Some regions within Australia are considering the adoption of population policies or strategies. For example, the Australian Capital Territory (ACT) has foreshadowed a population strategy based on regional carrying capacity. The development of the ACT strategy will include public consultation and canvassing options available to facilitate sustainable population growth.
The linkages between population and the environment were one of the key themes of the ICPD, held in September 1994 in Cairo, Egypt. Australia pursued sustainable development issues consistently throughout the preparatory processes and the Conference itself, seeking to ensure that the ICPD Program of Action builds on the international agreement reached at the United Nations Conference on Environment and Development.
The Australian Government is firmly committed to maintaining the high level of priority accorded to population- related activities in the development cooperation program. The 1993-94 budget included a four year $130 million initiative to fund population related activities in developing countries. This trebled expenditure on population activities.

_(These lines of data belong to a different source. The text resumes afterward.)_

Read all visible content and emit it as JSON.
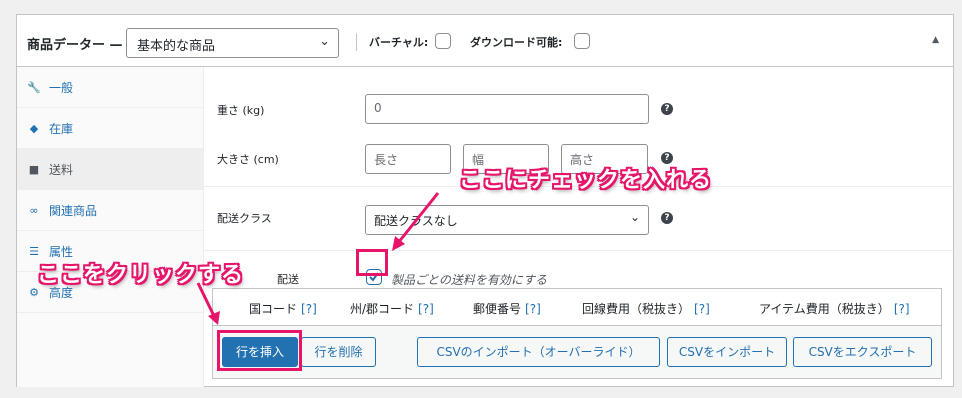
{
  "header": {
    "title": "商品データー —",
    "product_type": "基本的な商品",
    "virtual_label": "バーチャル:",
    "downloadable_label": "ダウンロード可能:"
  },
  "tabs": [
    {
      "label": "一般",
      "icon": "wrench-icon"
    },
    {
      "label": "在庫",
      "icon": "tag-icon"
    },
    {
      "label": "送料",
      "icon": "truck-icon"
    },
    {
      "label": "関連商品",
      "icon": "link-icon"
    },
    {
      "label": "属性",
      "icon": "list-icon"
    },
    {
      "label": "高度",
      "icon": "gear-icon"
    }
  ],
  "shipping": {
    "weight_label": "重さ (kg)",
    "weight_placeholder": "0",
    "dimensions_label": "大きさ (cm)",
    "length_placeholder": "長さ",
    "width_placeholder": "幅",
    "height_placeholder": "高さ",
    "class_label": "配送クラス",
    "class_value": "配送クラスなし",
    "per_product_label": "配送",
    "per_product_checkbox_label": "製品ごとの送料を有効にする",
    "per_product_checked": true
  },
  "rate_table": {
    "columns": [
      {
        "label": "国コード",
        "help": "[?]"
      },
      {
        "label": "州/郡コード",
        "help": "[?]"
      },
      {
        "label": "郵便番号",
        "help": "[?]"
      },
      {
        "label": "回線費用（税抜き）",
        "help": "[?]"
      },
      {
        "label": "アイテム費用（税抜き）",
        "help": "[?]"
      }
    ],
    "buttons": {
      "insert_row": "行を挿入",
      "delete_row": "行を削除",
      "import_override": "CSVのインポート（オーバーライド）",
      "import": "CSVをインポート",
      "export": "CSVをエクスポート"
    }
  },
  "annotations": {
    "check_here": "ここにチェックを入れる",
    "click_here": "ここをクリックする",
    "color": "#e6156a"
  }
}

The Government commissioned an independent inquiry to review the international literature on population and development, in order to ensure a firm policy setting for the new initiative. The report, released in April 1994, concluded that while family planning is not a panacea for the problems facing developing countries, few if any policies are likely to have the same breadth of impact as family planning, particularly given the modest costs involved. The report also found that while population growth is not the root cause of environmental degradation, it can complicate and exacerbate environmental problems under conditions commonly found in many developing countries.

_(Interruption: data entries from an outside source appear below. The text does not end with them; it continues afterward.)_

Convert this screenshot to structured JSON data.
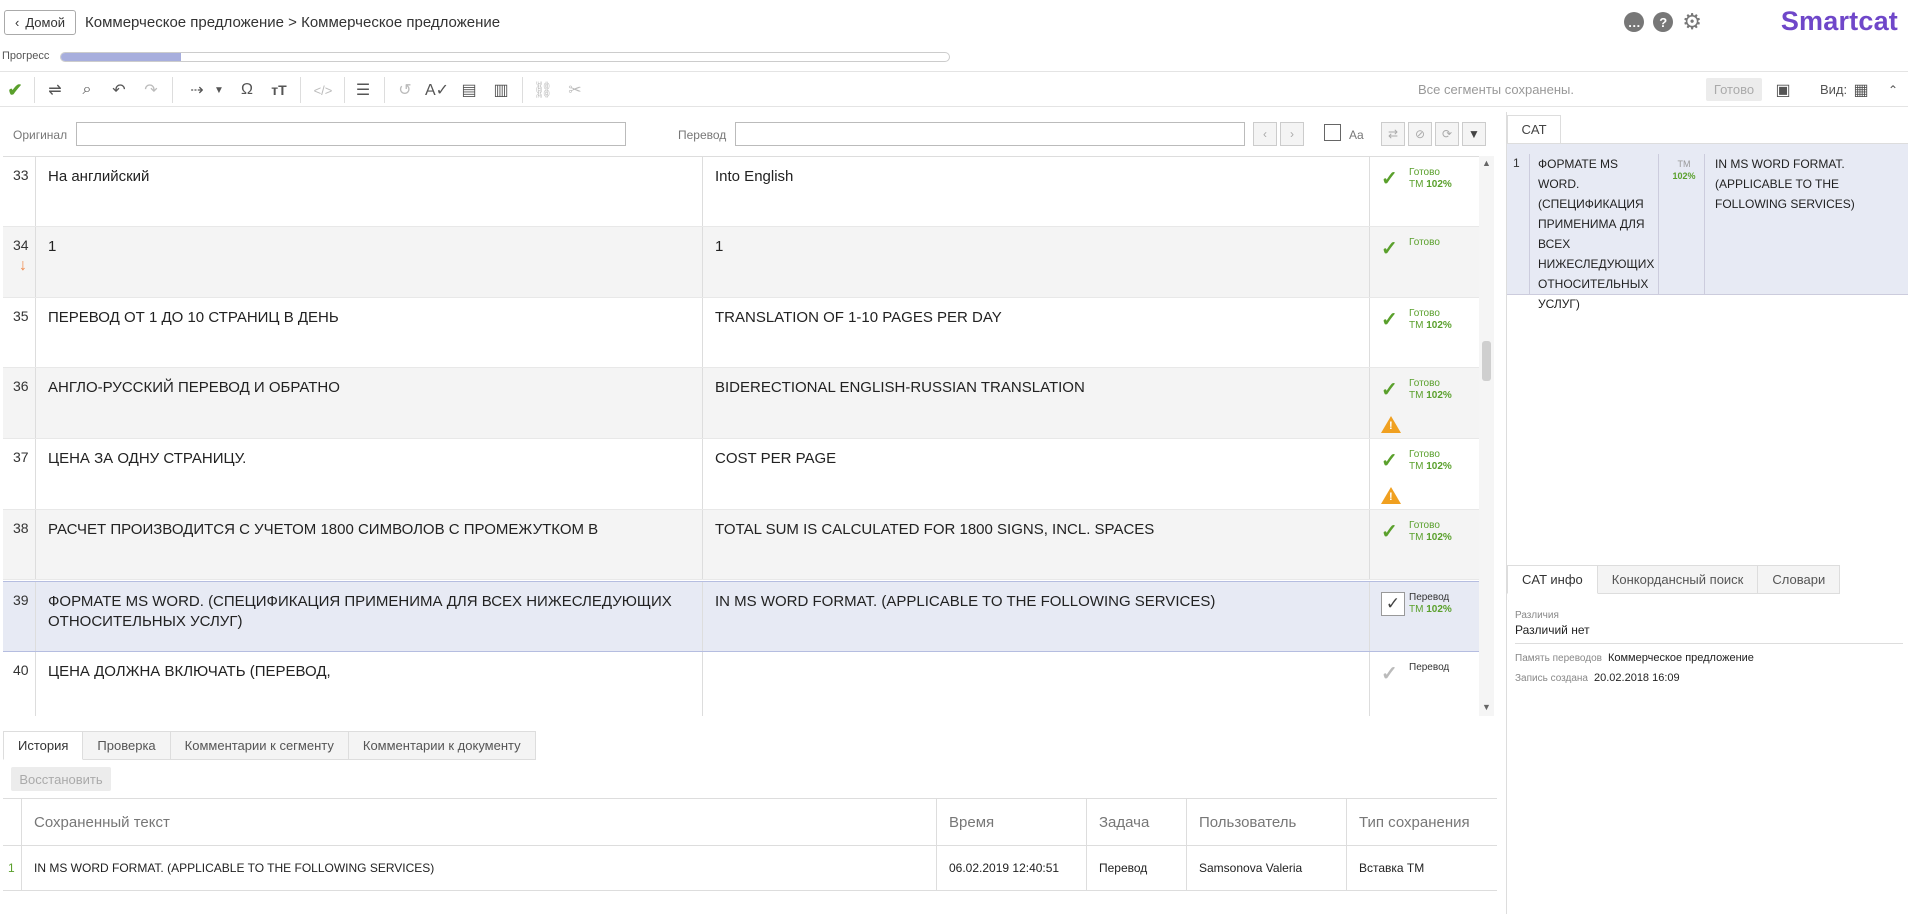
{
  "header": {
    "home_label": "Домой",
    "breadcrumb": "Коммерческое предложение > Коммерческое предложение",
    "logo": "Smartcat",
    "progress_label": "Прогресс",
    "progress_fraction": 0.135
  },
  "toolbar": {
    "saved_status": "Все сегменты сохранены.",
    "ready_label": "Готово",
    "view_label": "Вид:"
  },
  "filter": {
    "source_label": "Оригинал",
    "target_label": "Перевод",
    "case_label": "Aa"
  },
  "segments": [
    {
      "num": "33",
      "source": "На английский",
      "target": "Into English",
      "status": "Готово",
      "tm": "ТМ",
      "match": "102%",
      "warning": false
    },
    {
      "num": "34",
      "source": "1",
      "target": "1",
      "status": "Готово",
      "tm": "",
      "match": "",
      "warning": false
    },
    {
      "num": "35",
      "source": "ПЕРЕВОД ОТ 1 ДО 10 СТРАНИЦ В ДЕНЬ",
      "target": "TRANSLATION OF 1-10 PAGES PER DAY",
      "status": "Готово",
      "tm": "ТМ",
      "match": "102%",
      "warning": false
    },
    {
      "num": "36",
      "source": "АНГЛО-РУССКИЙ ПЕРЕВОД И ОБРАТНО",
      "target": "BIDERECTIONAL ENGLISH-RUSSIAN TRANSLATION",
      "status": "Готово",
      "tm": "ТМ",
      "match": "102%",
      "warning": true
    },
    {
      "num": "37",
      "source": "ЦЕНА ЗА ОДНУ СТРАНИЦУ.",
      "target": "COST PER PAGE",
      "status": "Готово",
      "tm": "ТМ",
      "match": "102%",
      "warning": true
    },
    {
      "num": "38",
      "source": "РАСЧЕТ ПРОИЗВОДИТСЯ С УЧЕТОМ 1800 СИМВОЛОВ С ПРОМЕЖУТКОМ В",
      "target": "TOTAL SUM IS CALCULATED FOR 1800 SIGNS, INCL. SPACES",
      "status": "Готово",
      "tm": "ТМ",
      "match": "102%",
      "warning": false
    },
    {
      "num": "39",
      "source": "ФОРМАТЕ MS WORD. (СПЕЦИФИКАЦИЯ ПРИМЕНИМА ДЛЯ ВСЕХ НИЖЕСЛЕДУЮЩИХ ОТНОСИТЕЛЬНЫХ УСЛУГ)",
      "target": "IN MS WORD FORMAT. (APPLICABLE TO THE FOLLOWING SERVICES)",
      "status": "Перевод",
      "tm": "ТМ",
      "match": "102%",
      "warning": false
    },
    {
      "num": "40",
      "source": "ЦЕНА ДОЛЖНА ВКЛЮЧАТЬ (ПЕРЕВОД,",
      "target": "",
      "status": "Перевод",
      "tm": "",
      "match": "",
      "warning": false
    }
  ],
  "bottom": {
    "tabs": [
      "История",
      "Проверка",
      "Комментарии к сегменту",
      "Комментарии к документу"
    ],
    "restore_label": "Восстановить",
    "columns": [
      "Сохраненный текст",
      "Время",
      "Задача",
      "Пользователь",
      "Тип сохранения"
    ],
    "rows": [
      {
        "num": "1",
        "text": "IN MS WORD FORMAT. (APPLICABLE TO THE FOLLOWING SERVICES)",
        "time": "06.02.2019 12:40:51",
        "task": "Перевод",
        "user": "Samsonova Valeria",
        "type": "Вставка ТМ"
      }
    ]
  },
  "right": {
    "cat_tab": "CAT",
    "cat_num": "1",
    "cat_source": "ФОРМАТЕ MS WORD. (СПЕЦИФИКАЦИЯ ПРИМЕНИМА ДЛЯ ВСЕХ НИЖЕСЛЕДУЮЩИХ ОТНОСИТЕЛЬНЫХ УСЛУГ)",
    "cat_tm": "ТМ",
    "cat_match": "102%",
    "cat_target": "IN MS WORD FORMAT. (APPLICABLE TO THE FOLLOWING SERVICES)",
    "tabs": [
      "CAT инфо",
      "Конкордансный поиск",
      "Словари"
    ],
    "diff_label": "Различия",
    "diff_value": "Различий нет",
    "tm_label": "Память переводов",
    "tm_value": "Коммерческое предложение",
    "created_label": "Запись создана",
    "created_value": "20.02.2018 16:09"
  },
  "colors": {
    "accent": "#6f47c9",
    "ready_green": "#5aa02c",
    "warning": "#f0a020",
    "active_row": "#e7eaf4"
  }
}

The Government's overall policy approach to population recognises that slowing population growth is best achieved within the context of development efforts that promote economic growth, extend education and health, and improve women's rights, breadth of choice and status. Bringing benefits directly to women also helps to reduce birth rates. Australia's policy principles for family planning and reproductive health activities emphasise quality of care and informed voluntary choice.
Australia supports a number of multilateral organisations and programs engaged in population activities. International agencies which receive support include the UNFPA, the WHO Human Reproduction Program, the International Planned Parenthood Federation, the Population Council and the International Union for the Scientific Study of Population.
In addition to family planning services, Australia is also providing assistance for demographic research. For example, the 'Pacific 2010 Project', implemented by the National Centre of Development Studies at the Australian National University, has produced demographic projections and analysis for the major island states of the Pacific and identified problems likely to emerge as a result of population growth over a range of economic and social sectors.
Australia played an active role in the ICPD and fully endorses the Conference's program of action directed to the empowerment of women.
The program of action for the conference establishes a number of important activities which will support ecologically sustainable development and which Australia will be playing its part in upholding. In particular, the plan of action:
For further information contact:
Department of Immigration and Ethnic Affairs